3D Geospatial Laboratory Olomouc (3DGLORY)
head of lab Dr. Jan Brus
Research in geospatial 3D printing was started at the Department of Geoinformatics at Palacký University in Olomouc in 2014 by testing the possibilities of using and limiting this technology to visualise geospatial data. The result was knowledge about the usability of real 3D models and procedures that enabled easier processing of GIS data into 3D. This created plastic models and colour paper models depicting the relief of the landscape or building models. At the same time, research into 3D printing of haptic maps (tactile maps for the blind) and streamlining their creation was also carried out. It is followed by developing interactive haptic maps connectable to mobile devices, which brings new multimedia functionality of maps and current information to map users. In 2018, the 3D geospatial laboratory Olomouc (3DGLORY) was established to deepen the acquired knowledge further, develop new technologies, and further integrate tactile and visual environments.
- finding new applications of 3D printing technology in the field of geospatial visualisation
- testing data display options using full-colour 3D models
- use of low-cost solutions in the visualisation of geodata using 3D printing
- development of new interactive tools cooperating with printed 3D models
- streamlining the creation of haptic maps and other teaching aids using 3D printing
- performing user testing of 3D models and 3D maps
- combination of 3D printing with VR and AR
touch 3D models with user interface
At present, touch screens are already a common part of the user interface of various products. The limited configuration and the need to adapt the controls to different program environments have resulted in a completely flat touch area under which virtual graphic elements are displayed. The present technical solution provides a system for transmitting a signal from a 3D touch screen to a detector registering electrical impulses, such as a tablet, a laptop, a mobile phone with a capacitive display, or a similar device with a similar device processor. This device further comprises a software application that performs a predetermined action which is performed when touched due to the signal on the detector. It can be the start of a process, audio, visual, tactile (vibration) or similar response. The action may be performed by a device comprising a detector, or the action may be performed by another device connected conductively or wirelessly to the detector. This unique combination brings completely new possibilities for developing controls, user interfaces and other applications where it is appropriate or suitable to use the third dimension. The resulting models can be individually adapted to achieve optimal results.
- low cost
- simple application
- almost no shape restrictions
- individual adaptability
- 3D user interface
- interactive 3D models
- industrial applications
- haptic maps
Modern tactile maps and TouchIt3D technology

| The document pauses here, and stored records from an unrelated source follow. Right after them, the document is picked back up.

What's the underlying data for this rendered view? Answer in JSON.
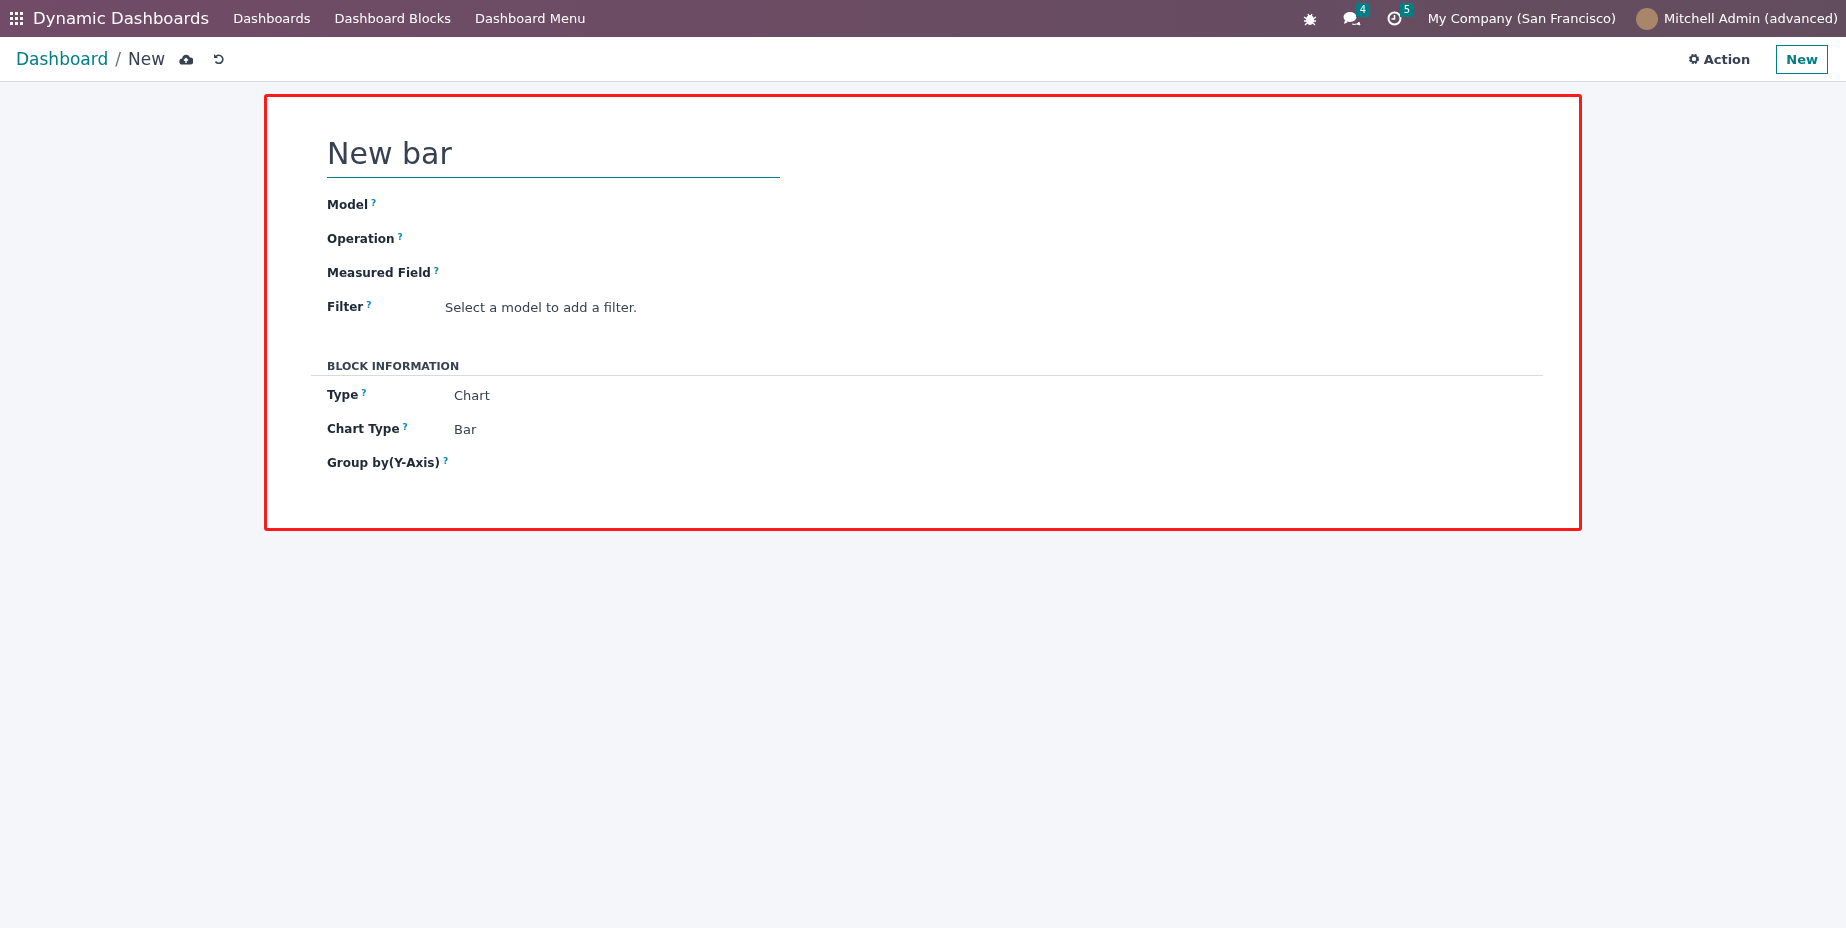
{
  "navbar": {
    "app_name": "Dynamic Dashboards",
    "menus": [
      "Dashboards",
      "Dashboard Blocks",
      "Dashboard Menu"
    ],
    "systray": [
      {
        "kind": "bug"
      },
      {
        "kind": "chat",
        "badge": "4"
      },
      {
        "kind": "clock",
        "badge": "5"
      }
    ],
    "company": "My Company (San Francisco)",
    "user": "Mitchell Admin (advanced)"
  },
  "control_panel": {
    "breadcrumb": [
      "Dashboard",
      "New"
    ],
    "separator": "/",
    "action": "Action",
    "new_button": "New"
  },
  "form": {
    "highlighted": true,
    "title": "New bar",
    "fields": [
      {
        "label": "Model",
        "help": "?"
      },
      {
        "label": "Operation",
        "help": "?"
      },
      {
        "label": "Measured Field",
        "help": "?"
      },
      {
        "label": "Filter",
        "help": "?",
        "value": "Select a model to add a filter."
      }
    ],
    "section": "BLOCK INFORMATION",
    "section_fields": [
      {
        "label": "Type",
        "help": "?",
        "value": "Chart"
      },
      {
        "label": "Chart Type",
        "help": "?",
        "value": "Bar"
      },
      {
        "label": "Group by(Y-Axis)",
        "help": "?"
      }
    ]
  }
}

The Department of Geoinformatics has long been dedicated to tactile cartography and modern trends in creating tactile maps. The TouchIt3D technology developed by us is based on the connection of 3D objects, such as typefaces, 3D diagrams, controls, etc., with a mobile device such as a tablet or mobile phone. Each model is connected to a mobile application, which triggers a predefined action based on user suggestions. Action can be vibration or an acoustic signal with the name of the object when the blind person comes into contact with the relevant map symbol or a list of recent departures of public transport lines on the device display after the user touches the stop model on the 3D plan of the transport terminal. TouchIt3D technology mainly focuses on the presentation of spatial data and navigation for the public and visually impaired people.
more can be found here.

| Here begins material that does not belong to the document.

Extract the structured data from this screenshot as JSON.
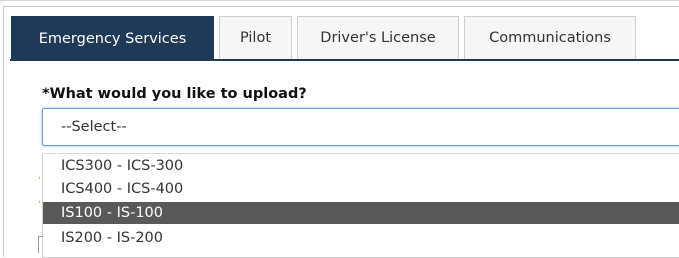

- 2x Prusa MK3S
- Stratasys F170 + washer
- MCOR IRIS HD
- Ultimaker 3
- Craftbot IDEX XL
- Poseidon DUO
- Tangible Landscape
- OCULUS RIFT